Finally, let the relevant superiors know before they hear it through the rumor mills.
Most superiors appreciate such a step and will use the opportunity to design workshops/events that foster a healthy working environment.
Counter Disrespect with Respect
Ever heard of the old adage “reciprocate bad with good”? Be a role model for the kind of behavior you would like to see emulated in your workplace.
Maintain a positive attitude towards such toxic conduct.
Be objective in handling criticism, sarcasm, and any belittling comments made towards you. Make these incidences a learning opportunity for how you can treat your colleagues better in the workplace.
Make a Formal Complaint to the HR
Some situations are beyond fixing on a personal level.
For example, if your male colleagues are bullying you or making unwanted physical contact in the office based on your gender, then it’s time to take more drastic steps.
Instead of worrying what to do when you feel disrespected at work, take up such issues with the human resources department.
However, you need to have proof to substantiate your claims. Share the abusive email you received from your boss as proof of his or her unprofessional conduct.
Ask your close friends to act as witnesses for the sexual harassment incident that you are reporting.
Most employers have laid down procedures for dealing with disrespectful behavior.
A policy on handling employee insubordination, for example, will clearly outline punitive action or possible termination for any employees found to have committed discriminatory conduct, abusive language, or intentional disregard for a superior’s instructions.
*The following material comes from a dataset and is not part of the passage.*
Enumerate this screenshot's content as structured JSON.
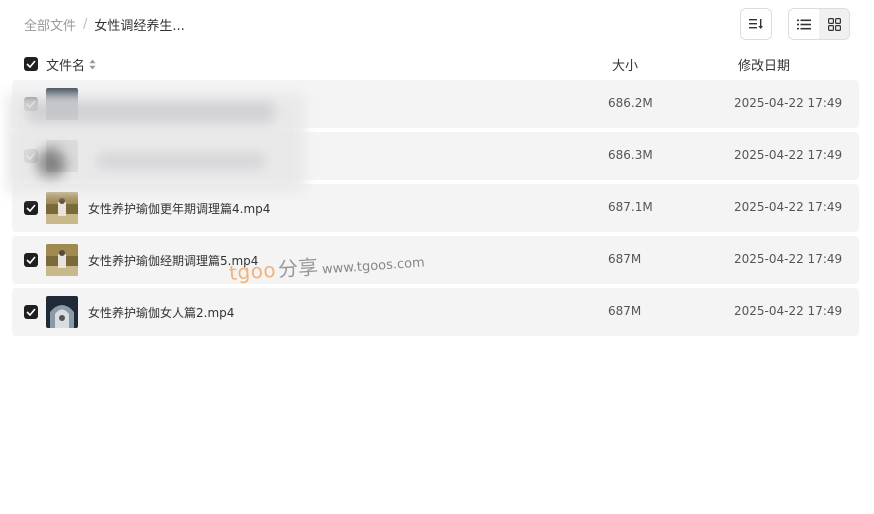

In addition to taking up the issue internally, if a serious crime has been committed, you need to report it to the relevant authorities.
Harassment in the workplace based on sex, race, religion, or disability is punishable under civil rights acts in many countries.
When you press charges against a coworker, ensure you have fully complied with the company’s established complaint process.
It is easier to win a case against a disrespectful colleague when the organization is supporting you.
Lawsuits can be time-consuming and financially challenging. Make sure to prepare adequately for them.
Start Looking For an Alternative Job
Working at an office where you are not respected can result in low productivity, increased stress levels, and ultimately manifest as medical conditions like depression.
Some employers try to avoid the negative image that legal complaints can have on their company by sweeping the issues you raise with them under the rug.
If no action is taken by your superiors, even after making a formal complaint, it is advisable that you start scouting for a new job opportunity.
Engage a career coach to fine-tune your resume and interview skills. Try as much as possible to keep calm until you find another job opening.
The heads of departments must form policies that promote a culture of respect in the workplace.
Similarly, every employee must create a conducive work environment for their colleagues by observing good work ethics. You now know what to do when you feel disrespected at work.
Also, if you know outright there is disrespectful behavior going on yet no one is taking action, don’t let group mentality overwhelm you.
Instead, stick to being busy with your assigned tasks. Associate yourself with other employees that make a conscious choice to do the right thing.
Finally, maintain an excellent work-life balance by keeping your private affairs private.